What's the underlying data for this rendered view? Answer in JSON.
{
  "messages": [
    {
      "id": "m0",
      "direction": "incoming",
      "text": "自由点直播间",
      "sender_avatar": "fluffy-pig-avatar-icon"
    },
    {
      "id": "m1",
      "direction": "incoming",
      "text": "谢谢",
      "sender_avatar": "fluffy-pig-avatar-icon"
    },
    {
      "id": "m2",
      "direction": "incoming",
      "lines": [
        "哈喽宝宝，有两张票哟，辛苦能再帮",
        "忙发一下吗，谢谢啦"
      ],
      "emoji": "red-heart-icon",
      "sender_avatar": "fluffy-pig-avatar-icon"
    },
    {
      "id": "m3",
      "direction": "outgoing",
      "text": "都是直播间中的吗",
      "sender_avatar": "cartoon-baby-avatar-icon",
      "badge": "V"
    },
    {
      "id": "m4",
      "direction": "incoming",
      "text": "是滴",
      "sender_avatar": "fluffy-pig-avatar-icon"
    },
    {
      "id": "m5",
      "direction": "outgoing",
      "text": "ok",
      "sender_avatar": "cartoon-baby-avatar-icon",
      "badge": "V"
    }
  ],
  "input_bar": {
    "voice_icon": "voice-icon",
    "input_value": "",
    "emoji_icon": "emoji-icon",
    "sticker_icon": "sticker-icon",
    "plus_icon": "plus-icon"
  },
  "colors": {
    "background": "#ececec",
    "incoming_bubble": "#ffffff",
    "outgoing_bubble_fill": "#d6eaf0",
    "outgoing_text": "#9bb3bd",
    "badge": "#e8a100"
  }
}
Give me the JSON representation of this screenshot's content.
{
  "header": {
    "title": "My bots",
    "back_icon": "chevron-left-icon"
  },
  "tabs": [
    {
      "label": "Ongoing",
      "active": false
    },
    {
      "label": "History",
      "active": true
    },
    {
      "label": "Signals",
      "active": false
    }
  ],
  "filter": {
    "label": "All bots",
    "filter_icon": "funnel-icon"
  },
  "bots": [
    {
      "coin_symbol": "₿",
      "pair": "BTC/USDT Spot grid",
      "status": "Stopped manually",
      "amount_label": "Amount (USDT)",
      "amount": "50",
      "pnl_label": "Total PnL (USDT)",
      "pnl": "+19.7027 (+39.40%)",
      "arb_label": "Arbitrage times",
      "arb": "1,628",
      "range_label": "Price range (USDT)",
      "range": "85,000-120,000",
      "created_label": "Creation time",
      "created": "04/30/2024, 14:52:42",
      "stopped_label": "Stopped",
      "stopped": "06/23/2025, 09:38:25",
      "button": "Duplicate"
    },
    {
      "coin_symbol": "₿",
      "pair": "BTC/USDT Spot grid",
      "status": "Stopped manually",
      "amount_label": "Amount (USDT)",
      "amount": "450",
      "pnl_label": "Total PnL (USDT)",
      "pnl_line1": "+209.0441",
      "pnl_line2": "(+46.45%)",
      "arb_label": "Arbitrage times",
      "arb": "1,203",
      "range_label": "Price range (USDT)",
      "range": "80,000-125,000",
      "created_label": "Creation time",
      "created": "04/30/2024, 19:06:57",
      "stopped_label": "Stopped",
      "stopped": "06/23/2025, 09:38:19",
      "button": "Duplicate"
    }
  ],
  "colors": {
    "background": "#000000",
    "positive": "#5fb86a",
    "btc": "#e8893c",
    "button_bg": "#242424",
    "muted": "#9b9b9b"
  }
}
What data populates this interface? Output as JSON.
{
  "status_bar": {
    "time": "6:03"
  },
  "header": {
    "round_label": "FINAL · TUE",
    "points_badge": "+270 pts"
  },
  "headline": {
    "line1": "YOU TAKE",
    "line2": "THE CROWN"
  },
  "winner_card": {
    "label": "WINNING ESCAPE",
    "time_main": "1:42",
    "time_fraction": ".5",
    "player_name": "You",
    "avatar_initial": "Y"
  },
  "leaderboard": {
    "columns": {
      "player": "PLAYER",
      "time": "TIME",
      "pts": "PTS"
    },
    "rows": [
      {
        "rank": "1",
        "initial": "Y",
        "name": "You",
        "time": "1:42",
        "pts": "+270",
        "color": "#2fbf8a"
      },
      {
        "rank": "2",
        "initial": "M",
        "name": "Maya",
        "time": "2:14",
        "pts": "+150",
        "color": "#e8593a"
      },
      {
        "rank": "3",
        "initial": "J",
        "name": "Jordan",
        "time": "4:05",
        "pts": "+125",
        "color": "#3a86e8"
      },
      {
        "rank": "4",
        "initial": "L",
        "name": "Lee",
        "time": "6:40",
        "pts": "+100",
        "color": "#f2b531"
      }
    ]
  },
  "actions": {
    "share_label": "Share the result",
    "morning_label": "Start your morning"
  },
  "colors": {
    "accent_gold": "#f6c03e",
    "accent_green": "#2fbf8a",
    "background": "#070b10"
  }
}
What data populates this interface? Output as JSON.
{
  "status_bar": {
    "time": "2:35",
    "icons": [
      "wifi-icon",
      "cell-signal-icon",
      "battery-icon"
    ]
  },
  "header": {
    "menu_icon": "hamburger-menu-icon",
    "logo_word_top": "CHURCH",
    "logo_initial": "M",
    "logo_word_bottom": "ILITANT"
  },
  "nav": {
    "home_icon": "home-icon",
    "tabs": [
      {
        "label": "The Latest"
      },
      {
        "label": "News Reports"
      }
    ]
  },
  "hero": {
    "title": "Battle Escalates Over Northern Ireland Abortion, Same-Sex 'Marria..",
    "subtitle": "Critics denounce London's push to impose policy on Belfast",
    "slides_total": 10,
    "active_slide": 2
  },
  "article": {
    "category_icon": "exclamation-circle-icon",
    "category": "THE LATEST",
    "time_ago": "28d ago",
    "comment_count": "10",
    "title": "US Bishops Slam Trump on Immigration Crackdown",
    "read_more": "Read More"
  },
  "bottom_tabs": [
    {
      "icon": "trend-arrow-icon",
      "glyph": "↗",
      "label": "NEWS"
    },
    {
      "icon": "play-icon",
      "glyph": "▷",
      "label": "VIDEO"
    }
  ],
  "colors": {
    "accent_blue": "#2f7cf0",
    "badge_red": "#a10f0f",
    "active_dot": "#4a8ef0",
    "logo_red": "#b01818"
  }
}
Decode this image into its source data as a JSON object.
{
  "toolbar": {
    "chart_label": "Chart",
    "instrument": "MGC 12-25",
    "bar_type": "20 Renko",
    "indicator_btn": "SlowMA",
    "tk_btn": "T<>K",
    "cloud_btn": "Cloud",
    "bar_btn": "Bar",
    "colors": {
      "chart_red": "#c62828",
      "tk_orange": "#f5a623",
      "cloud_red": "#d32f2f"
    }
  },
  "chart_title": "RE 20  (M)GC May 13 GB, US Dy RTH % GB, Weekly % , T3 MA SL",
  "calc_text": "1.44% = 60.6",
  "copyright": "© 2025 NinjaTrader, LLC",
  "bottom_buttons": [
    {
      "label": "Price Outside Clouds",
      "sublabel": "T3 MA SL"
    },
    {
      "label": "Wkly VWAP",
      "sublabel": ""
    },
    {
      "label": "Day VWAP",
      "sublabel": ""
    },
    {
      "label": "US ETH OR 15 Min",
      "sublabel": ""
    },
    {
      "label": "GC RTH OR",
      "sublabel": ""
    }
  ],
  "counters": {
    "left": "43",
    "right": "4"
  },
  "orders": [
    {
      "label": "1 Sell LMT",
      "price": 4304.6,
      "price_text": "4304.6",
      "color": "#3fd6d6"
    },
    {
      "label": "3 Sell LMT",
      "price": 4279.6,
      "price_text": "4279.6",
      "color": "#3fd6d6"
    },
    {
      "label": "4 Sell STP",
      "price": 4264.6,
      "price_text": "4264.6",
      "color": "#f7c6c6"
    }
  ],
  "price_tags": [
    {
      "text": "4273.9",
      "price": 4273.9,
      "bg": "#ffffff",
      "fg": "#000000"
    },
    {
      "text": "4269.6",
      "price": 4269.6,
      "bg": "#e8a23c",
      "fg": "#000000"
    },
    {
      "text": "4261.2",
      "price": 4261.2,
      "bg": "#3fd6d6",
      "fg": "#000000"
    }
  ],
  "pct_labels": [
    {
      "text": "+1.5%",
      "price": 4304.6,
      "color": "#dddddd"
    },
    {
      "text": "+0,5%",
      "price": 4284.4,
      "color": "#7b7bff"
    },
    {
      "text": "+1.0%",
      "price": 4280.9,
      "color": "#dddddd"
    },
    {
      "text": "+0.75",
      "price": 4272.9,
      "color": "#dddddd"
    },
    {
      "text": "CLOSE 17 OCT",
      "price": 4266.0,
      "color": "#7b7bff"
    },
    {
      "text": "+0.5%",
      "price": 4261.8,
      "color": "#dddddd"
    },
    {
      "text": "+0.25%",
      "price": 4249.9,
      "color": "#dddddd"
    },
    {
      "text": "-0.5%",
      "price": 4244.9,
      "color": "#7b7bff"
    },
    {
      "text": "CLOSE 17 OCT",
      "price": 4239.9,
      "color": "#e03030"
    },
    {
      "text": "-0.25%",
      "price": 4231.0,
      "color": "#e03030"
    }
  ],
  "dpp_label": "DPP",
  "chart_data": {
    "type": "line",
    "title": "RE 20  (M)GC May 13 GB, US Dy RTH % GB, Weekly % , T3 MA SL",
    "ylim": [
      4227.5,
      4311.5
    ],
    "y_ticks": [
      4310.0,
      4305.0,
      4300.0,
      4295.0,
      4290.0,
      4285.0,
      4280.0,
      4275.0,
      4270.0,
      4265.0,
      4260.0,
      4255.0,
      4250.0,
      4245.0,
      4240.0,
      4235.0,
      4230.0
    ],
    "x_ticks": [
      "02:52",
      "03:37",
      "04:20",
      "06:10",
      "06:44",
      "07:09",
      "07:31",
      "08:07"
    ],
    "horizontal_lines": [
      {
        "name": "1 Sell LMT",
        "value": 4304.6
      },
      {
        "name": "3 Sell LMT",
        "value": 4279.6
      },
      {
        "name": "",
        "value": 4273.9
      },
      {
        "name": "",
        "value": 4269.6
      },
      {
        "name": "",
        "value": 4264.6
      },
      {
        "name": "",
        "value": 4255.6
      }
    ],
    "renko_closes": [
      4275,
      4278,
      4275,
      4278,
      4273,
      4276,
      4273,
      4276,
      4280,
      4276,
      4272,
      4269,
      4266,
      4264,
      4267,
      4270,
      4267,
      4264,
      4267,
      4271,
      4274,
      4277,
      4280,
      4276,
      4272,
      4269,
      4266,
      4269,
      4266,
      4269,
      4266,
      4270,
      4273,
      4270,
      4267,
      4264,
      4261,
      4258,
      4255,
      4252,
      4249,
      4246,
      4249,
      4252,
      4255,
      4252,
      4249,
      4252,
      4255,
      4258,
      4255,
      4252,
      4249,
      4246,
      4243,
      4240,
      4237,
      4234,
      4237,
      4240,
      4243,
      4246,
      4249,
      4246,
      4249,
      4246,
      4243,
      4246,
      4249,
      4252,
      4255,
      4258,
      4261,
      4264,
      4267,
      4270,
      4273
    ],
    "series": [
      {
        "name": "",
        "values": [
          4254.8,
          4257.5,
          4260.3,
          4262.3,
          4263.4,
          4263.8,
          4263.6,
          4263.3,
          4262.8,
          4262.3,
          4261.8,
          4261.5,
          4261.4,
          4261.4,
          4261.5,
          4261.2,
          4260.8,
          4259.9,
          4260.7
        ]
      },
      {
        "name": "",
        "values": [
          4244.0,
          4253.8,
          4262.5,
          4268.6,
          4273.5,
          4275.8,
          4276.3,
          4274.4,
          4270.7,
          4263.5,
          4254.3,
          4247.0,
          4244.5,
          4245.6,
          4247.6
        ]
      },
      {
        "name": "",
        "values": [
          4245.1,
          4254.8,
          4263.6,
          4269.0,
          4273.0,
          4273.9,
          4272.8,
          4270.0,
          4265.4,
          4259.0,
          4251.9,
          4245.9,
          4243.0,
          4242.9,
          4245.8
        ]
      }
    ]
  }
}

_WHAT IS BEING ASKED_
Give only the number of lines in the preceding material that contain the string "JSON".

_FINAL ANSWER_
5